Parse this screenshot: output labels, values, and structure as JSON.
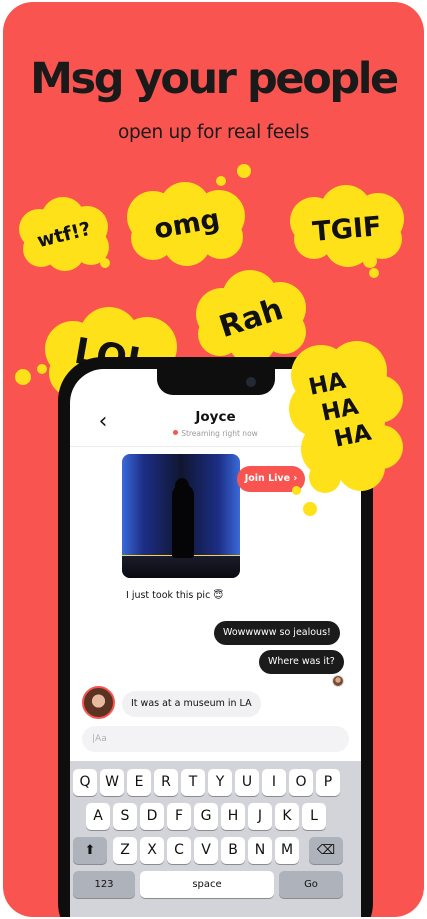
{
  "headline": "Msg your people",
  "subheadline": "open up for real feels",
  "bubbles": {
    "wtf": "wtf!?",
    "omg": "omg",
    "tgif": "TGIF",
    "rah": "Rah",
    "lol": "LOL",
    "ha1": "HA",
    "ha2": "HA",
    "ha3": "HA"
  },
  "chat": {
    "back_icon": "‹",
    "contact_name": "Joyce",
    "contact_status": "Streaming right now",
    "join_live_label": "Join Live ›",
    "messages": [
      {
        "from": "them",
        "text": "I just took this pic 😇"
      },
      {
        "from": "me",
        "text": "Wowwwww so jealous!"
      },
      {
        "from": "me",
        "text": "Where was it?"
      },
      {
        "from": "them",
        "text": "It was at a museum in LA"
      }
    ],
    "composer_placeholder": "|Aa"
  },
  "keyboard": {
    "row1": [
      "Q",
      "W",
      "E",
      "R",
      "T",
      "Y",
      "U",
      "I",
      "O",
      "P"
    ],
    "row2": [
      "A",
      "S",
      "D",
      "F",
      "G",
      "H",
      "J",
      "K",
      "L"
    ],
    "row3": [
      "Z",
      "X",
      "C",
      "V",
      "B",
      "N",
      "M"
    ],
    "shift_icon": "⬆",
    "delete_icon": "⌫",
    "numbers_label": "123",
    "space_label": "space",
    "go_label": "Go"
  },
  "colors": {
    "background": "#F9544F",
    "bubble": "#FFE11A",
    "accent": "#F9544F"
  }
}
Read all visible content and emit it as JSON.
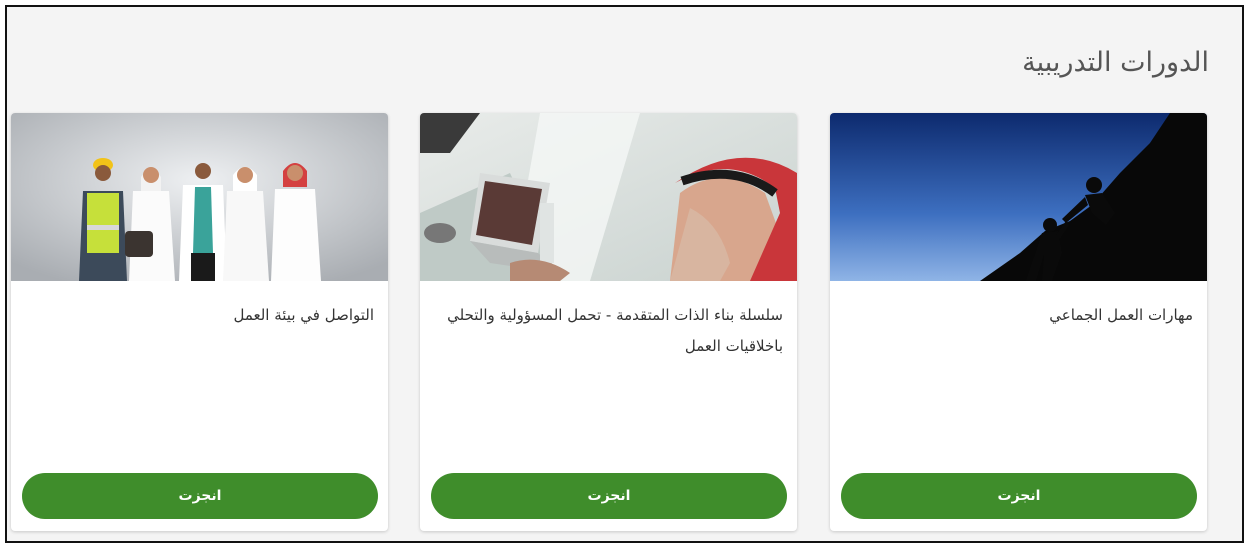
{
  "section": {
    "title": "الدورات التدريبية"
  },
  "colors": {
    "accent": "#3f8d2b",
    "page_bg": "#f4f4f4",
    "card_bg": "#ffffff"
  },
  "courses": [
    {
      "title": "مهارات العمل الجماعي",
      "image_icon": "team-climbing-image",
      "button_label": "انجزت"
    },
    {
      "title": "سلسلة بناء الذات المتقدمة - تحمل المسؤولية والتحلي باخلاقيات العمل",
      "image_icon": "man-laptop-image",
      "button_label": "انجزت"
    },
    {
      "title": "التواصل في بيئة العمل",
      "image_icon": "professionals-group-image",
      "button_label": "انجزت"
    }
  ]
}
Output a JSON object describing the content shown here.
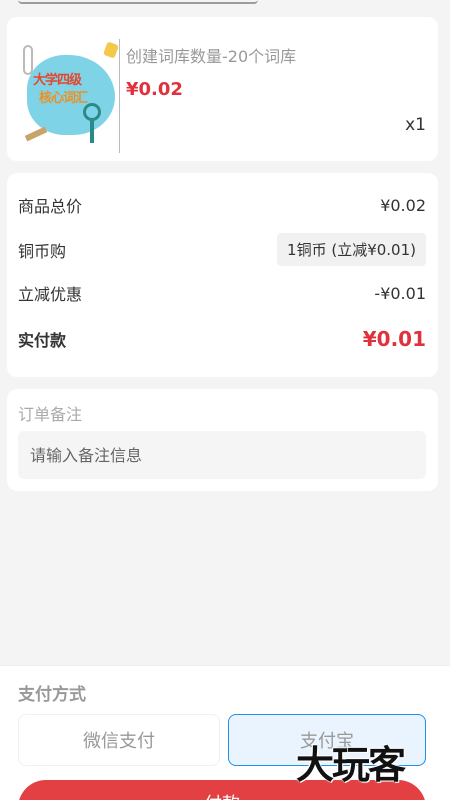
{
  "product": {
    "title": "创建词库数量-20个词库",
    "price": "¥0.02",
    "quantity": "x1",
    "thumbnail": {
      "line1": "大学四级",
      "line2": "核心词汇"
    }
  },
  "summary": {
    "total_label": "商品总价",
    "total_value": "¥0.02",
    "coin_label": "铜币购",
    "coin_value": "1铜币 (立减¥0.01)",
    "discount_label": "立减优惠",
    "discount_value": "-¥0.01",
    "paid_label": "实付款",
    "paid_value": "¥0.01"
  },
  "remark": {
    "title": "订单备注",
    "placeholder": "请输入备注信息"
  },
  "payment": {
    "title": "支付方式",
    "options": [
      "微信支付",
      "支付宝"
    ],
    "selected": "支付宝",
    "button_label": "付款"
  },
  "watermark": "大玩客",
  "colors": {
    "accent": "#e0323e",
    "selected_border": "#1e90e6",
    "selected_bg": "#eaf4ff"
  }
}
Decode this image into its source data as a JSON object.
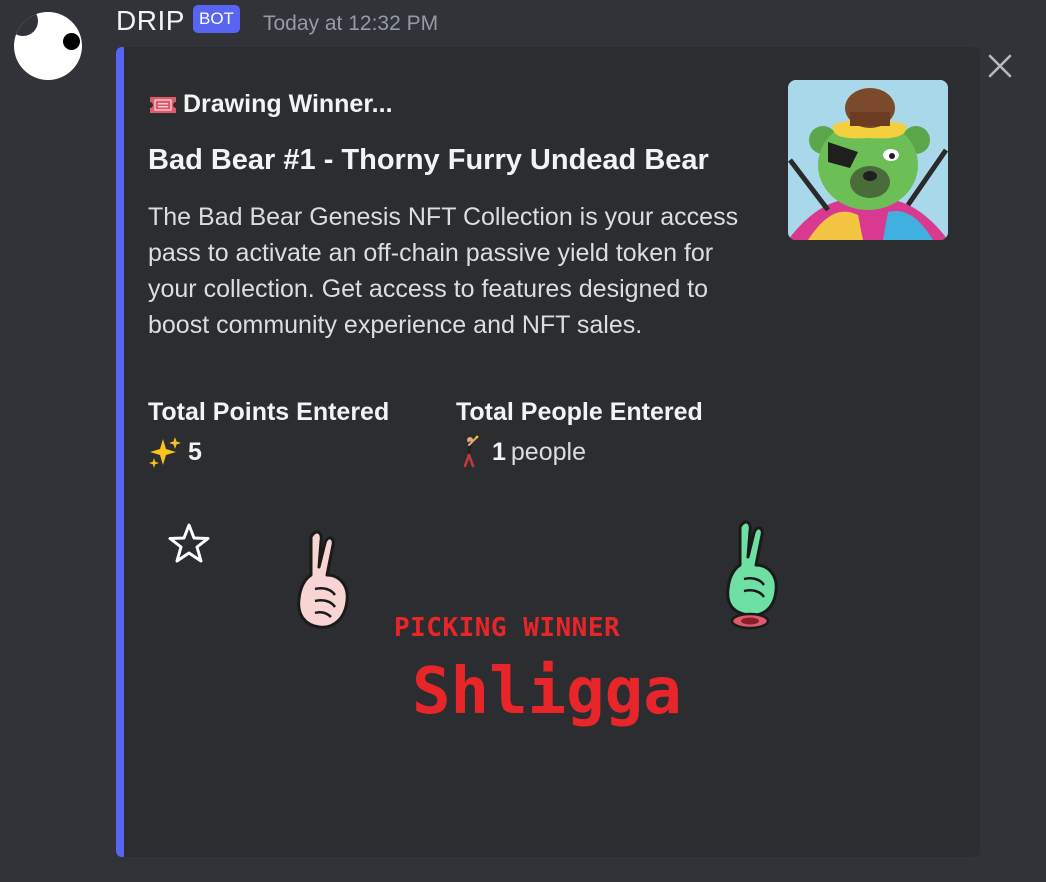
{
  "message": {
    "username": "DRIP",
    "bot_tag": "BOT",
    "timestamp": "Today at 12:32 PM"
  },
  "embed": {
    "accent_color": "#5865f2",
    "author": {
      "icon": "admit-one-ticket-icon",
      "text": "Drawing Winner..."
    },
    "title": "Bad Bear #1 - Thorny Furry Undead Bear",
    "description": "The Bad Bear Genesis NFT Collection is your access pass to activate an off-chain passive yield token for your collection. Get access to features designed to boost community experience and NFT sales.",
    "thumbnail": "bad-bear-nft-thumbnail",
    "fields": [
      {
        "name": "Total Points Entered",
        "icon": "sparkles-icon",
        "value": "5",
        "unit": ""
      },
      {
        "name": "Total People Entered",
        "icon": "man-dancing-icon",
        "value": "1",
        "unit": "people"
      }
    ],
    "image": {
      "label": "PICKING WINNER",
      "winner": "Shligga",
      "text_color": "#e8262a"
    }
  },
  "icons": {
    "close": "close-icon",
    "star": "star-icon",
    "left_hand": "crossed-fingers-icon",
    "right_hand": "crossed-fingers-icon"
  }
}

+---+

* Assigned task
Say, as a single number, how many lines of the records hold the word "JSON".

* Result for this task
4